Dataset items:

--- --- ---

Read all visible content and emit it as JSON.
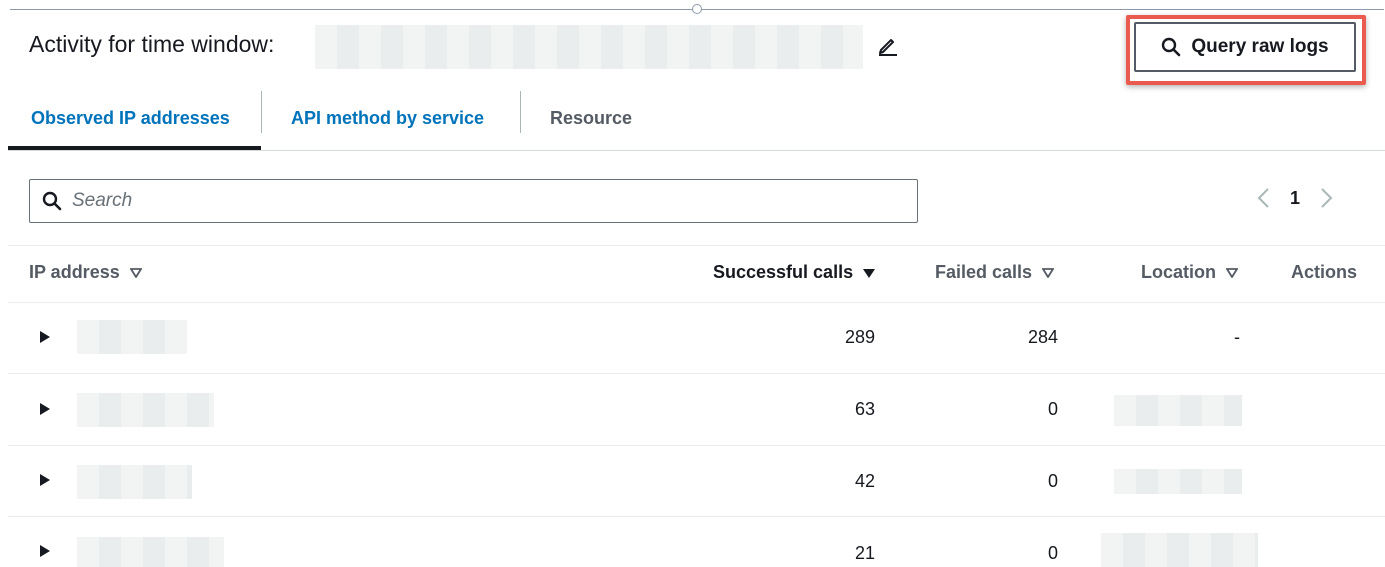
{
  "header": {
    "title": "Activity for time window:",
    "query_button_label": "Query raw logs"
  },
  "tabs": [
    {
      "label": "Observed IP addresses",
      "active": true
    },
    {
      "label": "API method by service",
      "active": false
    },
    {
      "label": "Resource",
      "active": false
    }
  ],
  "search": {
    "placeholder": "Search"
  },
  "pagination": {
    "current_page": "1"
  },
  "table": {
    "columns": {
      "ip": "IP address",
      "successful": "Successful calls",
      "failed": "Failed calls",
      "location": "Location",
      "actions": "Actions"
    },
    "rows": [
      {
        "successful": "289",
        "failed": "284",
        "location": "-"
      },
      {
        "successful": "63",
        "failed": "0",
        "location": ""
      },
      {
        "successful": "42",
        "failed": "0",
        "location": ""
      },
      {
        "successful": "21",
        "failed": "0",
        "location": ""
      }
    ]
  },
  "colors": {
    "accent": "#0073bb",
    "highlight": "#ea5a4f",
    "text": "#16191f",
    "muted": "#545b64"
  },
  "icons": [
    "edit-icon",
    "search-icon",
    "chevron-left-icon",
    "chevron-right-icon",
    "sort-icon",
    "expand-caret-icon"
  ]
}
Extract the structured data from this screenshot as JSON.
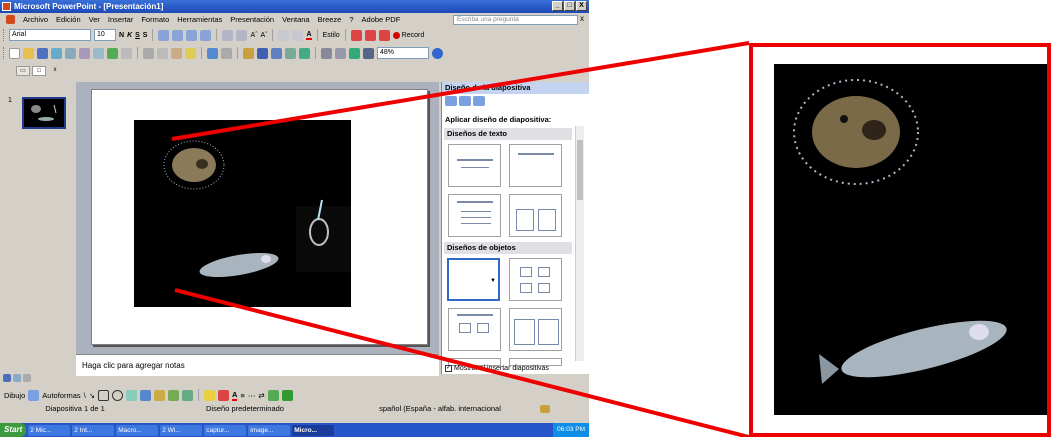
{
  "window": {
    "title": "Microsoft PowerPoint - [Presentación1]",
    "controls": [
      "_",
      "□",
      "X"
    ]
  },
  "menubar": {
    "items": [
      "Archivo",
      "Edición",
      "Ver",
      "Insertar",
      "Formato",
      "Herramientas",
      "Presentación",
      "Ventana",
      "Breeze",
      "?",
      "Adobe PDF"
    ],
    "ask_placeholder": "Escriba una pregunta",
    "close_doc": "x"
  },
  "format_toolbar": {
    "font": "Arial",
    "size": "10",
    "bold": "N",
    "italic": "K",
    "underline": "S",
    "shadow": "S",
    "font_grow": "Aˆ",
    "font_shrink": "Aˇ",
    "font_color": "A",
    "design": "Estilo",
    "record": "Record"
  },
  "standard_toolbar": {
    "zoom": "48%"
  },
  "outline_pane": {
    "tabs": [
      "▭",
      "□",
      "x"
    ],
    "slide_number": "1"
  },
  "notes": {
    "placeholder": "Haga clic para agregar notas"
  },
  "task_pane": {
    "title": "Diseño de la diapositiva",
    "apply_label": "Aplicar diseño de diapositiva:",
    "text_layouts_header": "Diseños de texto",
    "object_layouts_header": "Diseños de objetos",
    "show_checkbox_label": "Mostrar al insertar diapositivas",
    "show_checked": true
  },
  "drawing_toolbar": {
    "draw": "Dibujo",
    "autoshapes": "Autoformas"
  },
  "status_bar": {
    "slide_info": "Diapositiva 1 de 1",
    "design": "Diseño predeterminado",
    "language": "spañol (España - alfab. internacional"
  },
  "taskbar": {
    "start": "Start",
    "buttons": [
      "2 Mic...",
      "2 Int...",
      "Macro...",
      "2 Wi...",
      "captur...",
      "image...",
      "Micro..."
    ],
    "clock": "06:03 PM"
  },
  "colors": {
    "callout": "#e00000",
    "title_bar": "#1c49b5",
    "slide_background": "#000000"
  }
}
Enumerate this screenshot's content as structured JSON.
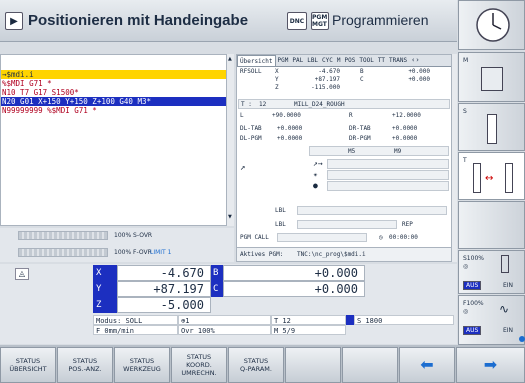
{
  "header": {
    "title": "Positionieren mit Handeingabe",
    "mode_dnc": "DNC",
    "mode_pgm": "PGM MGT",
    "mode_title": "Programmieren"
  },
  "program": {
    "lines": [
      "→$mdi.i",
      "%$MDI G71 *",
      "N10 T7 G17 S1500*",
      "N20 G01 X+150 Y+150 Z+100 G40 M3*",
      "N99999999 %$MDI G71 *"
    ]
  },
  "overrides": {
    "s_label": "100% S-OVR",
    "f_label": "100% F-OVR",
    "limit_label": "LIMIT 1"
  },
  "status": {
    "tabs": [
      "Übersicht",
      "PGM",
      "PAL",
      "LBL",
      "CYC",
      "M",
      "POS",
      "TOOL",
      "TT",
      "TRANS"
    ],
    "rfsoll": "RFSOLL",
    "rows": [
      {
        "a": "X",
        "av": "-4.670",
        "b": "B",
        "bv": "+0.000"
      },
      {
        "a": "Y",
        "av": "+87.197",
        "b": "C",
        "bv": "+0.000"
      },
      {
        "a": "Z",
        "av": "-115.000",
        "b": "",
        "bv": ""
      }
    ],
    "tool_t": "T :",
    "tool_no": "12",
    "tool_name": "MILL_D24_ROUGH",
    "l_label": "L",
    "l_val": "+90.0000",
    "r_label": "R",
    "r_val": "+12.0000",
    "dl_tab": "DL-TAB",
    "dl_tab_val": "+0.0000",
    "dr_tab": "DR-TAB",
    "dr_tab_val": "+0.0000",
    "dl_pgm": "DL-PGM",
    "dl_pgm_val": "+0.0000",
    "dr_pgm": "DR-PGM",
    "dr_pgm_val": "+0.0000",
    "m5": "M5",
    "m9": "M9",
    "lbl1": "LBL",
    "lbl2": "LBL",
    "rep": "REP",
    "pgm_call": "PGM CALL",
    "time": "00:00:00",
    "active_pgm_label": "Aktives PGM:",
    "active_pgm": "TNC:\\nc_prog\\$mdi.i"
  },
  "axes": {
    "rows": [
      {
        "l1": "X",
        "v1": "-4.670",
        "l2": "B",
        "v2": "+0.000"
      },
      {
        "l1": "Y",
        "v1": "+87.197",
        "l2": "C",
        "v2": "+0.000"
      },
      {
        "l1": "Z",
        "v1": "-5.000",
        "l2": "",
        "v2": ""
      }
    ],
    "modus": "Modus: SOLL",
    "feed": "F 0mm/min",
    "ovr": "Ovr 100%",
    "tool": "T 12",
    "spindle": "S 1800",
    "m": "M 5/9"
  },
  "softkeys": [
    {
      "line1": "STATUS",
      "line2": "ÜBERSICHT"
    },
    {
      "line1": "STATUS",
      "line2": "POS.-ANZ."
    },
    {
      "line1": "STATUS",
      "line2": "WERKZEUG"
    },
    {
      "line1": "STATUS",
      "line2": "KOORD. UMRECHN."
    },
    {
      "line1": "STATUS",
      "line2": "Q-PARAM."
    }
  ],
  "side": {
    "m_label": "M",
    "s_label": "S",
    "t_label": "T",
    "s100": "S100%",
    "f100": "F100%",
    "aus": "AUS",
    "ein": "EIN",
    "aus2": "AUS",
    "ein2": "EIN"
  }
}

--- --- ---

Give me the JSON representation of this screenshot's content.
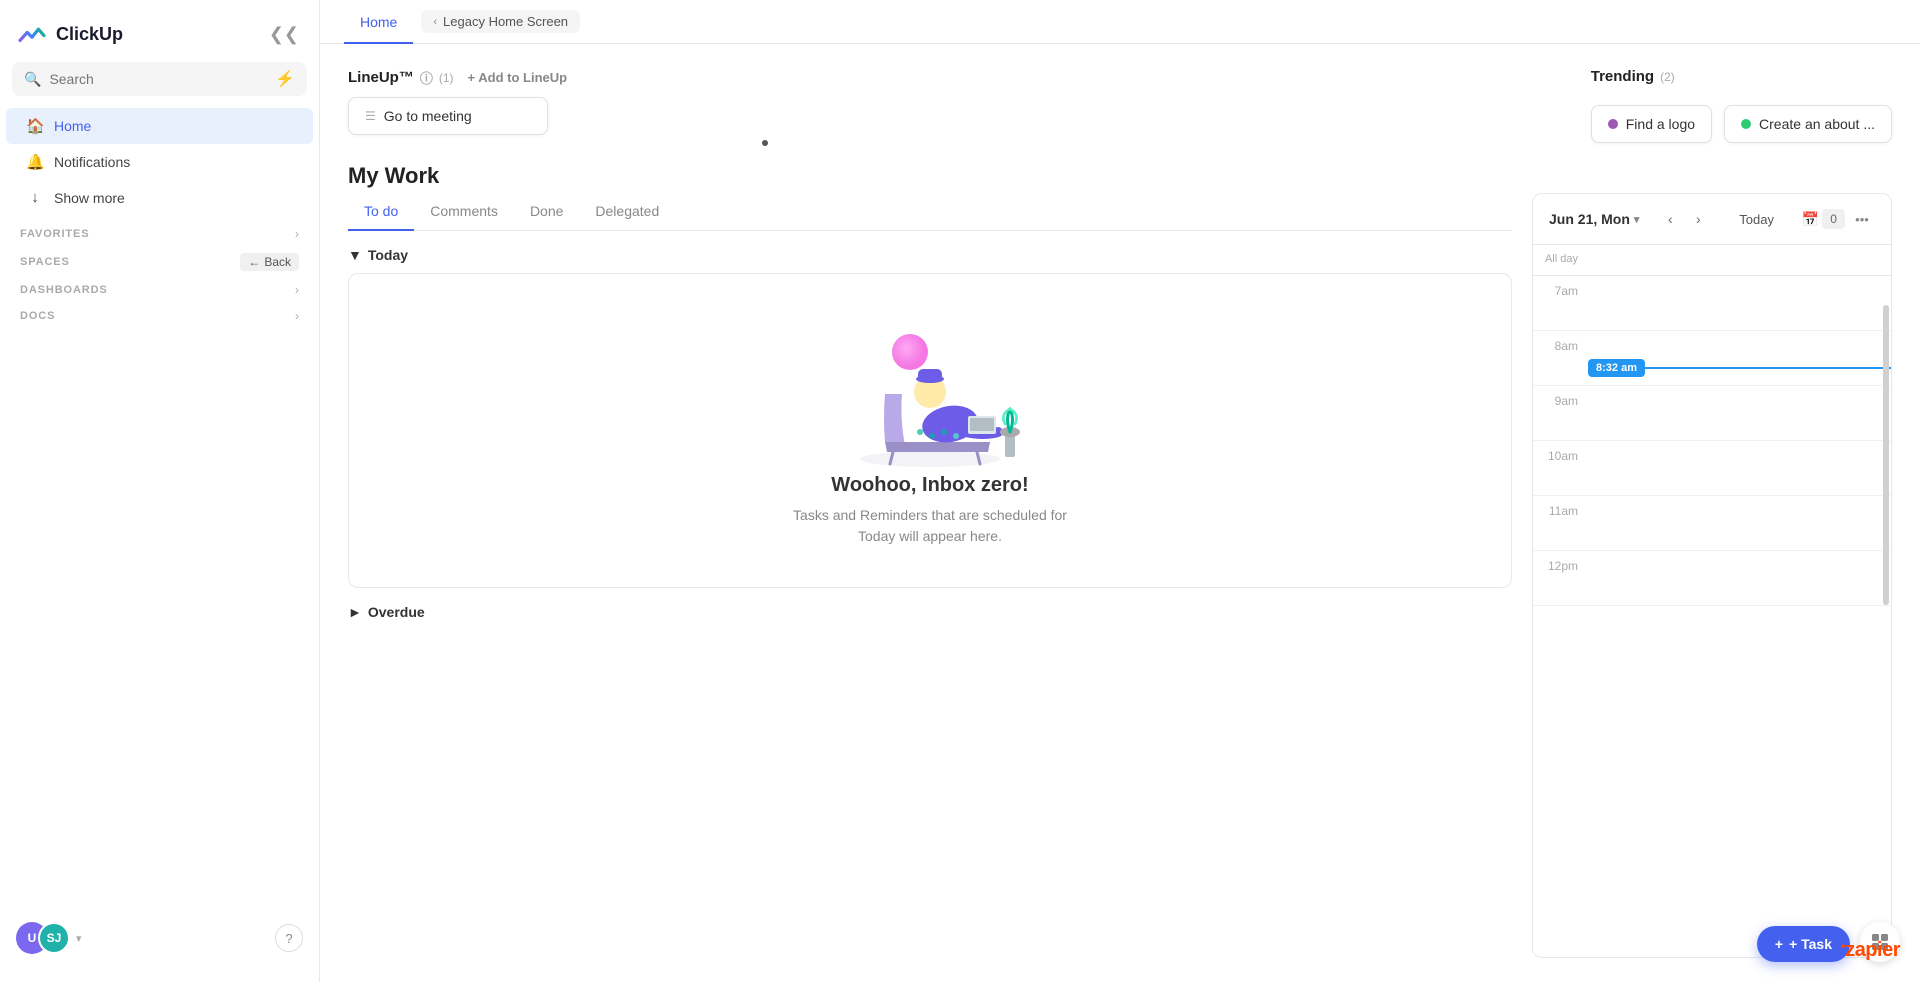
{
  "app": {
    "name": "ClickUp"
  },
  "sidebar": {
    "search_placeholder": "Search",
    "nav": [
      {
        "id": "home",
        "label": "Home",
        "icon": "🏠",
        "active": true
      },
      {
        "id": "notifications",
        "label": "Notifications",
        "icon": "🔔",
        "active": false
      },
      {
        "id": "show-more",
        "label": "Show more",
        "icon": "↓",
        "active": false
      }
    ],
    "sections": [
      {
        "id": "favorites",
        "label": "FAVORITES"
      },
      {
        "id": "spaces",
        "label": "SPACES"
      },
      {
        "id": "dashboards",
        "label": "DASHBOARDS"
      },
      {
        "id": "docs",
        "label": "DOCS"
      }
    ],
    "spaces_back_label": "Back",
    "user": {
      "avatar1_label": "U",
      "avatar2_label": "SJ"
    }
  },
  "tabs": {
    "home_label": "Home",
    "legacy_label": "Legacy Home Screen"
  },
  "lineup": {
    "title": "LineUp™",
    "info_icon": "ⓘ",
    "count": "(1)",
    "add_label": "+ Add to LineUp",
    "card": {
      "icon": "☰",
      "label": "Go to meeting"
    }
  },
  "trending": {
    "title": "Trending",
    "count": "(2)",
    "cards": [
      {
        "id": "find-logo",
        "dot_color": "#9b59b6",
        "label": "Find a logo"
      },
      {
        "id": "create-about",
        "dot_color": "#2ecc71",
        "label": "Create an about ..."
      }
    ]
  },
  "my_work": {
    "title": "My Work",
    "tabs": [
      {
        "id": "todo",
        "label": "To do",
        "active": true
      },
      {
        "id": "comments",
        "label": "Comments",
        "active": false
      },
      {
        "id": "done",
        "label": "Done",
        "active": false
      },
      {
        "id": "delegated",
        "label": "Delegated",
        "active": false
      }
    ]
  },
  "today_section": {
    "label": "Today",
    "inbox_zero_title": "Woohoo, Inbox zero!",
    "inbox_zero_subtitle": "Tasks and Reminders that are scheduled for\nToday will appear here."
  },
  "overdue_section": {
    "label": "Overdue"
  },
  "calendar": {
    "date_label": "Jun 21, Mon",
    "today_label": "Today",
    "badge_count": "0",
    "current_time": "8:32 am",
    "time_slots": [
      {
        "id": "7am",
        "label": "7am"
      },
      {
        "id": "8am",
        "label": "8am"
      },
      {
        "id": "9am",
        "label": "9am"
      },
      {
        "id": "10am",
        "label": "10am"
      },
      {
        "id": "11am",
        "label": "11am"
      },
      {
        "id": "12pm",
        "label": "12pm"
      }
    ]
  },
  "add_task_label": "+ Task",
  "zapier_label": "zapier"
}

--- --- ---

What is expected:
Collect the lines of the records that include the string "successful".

Expected output:
      "successful": "Successful calls",
        "successful": "289",
        "successful": "63",
        "successful": "42",
        "successful": "21",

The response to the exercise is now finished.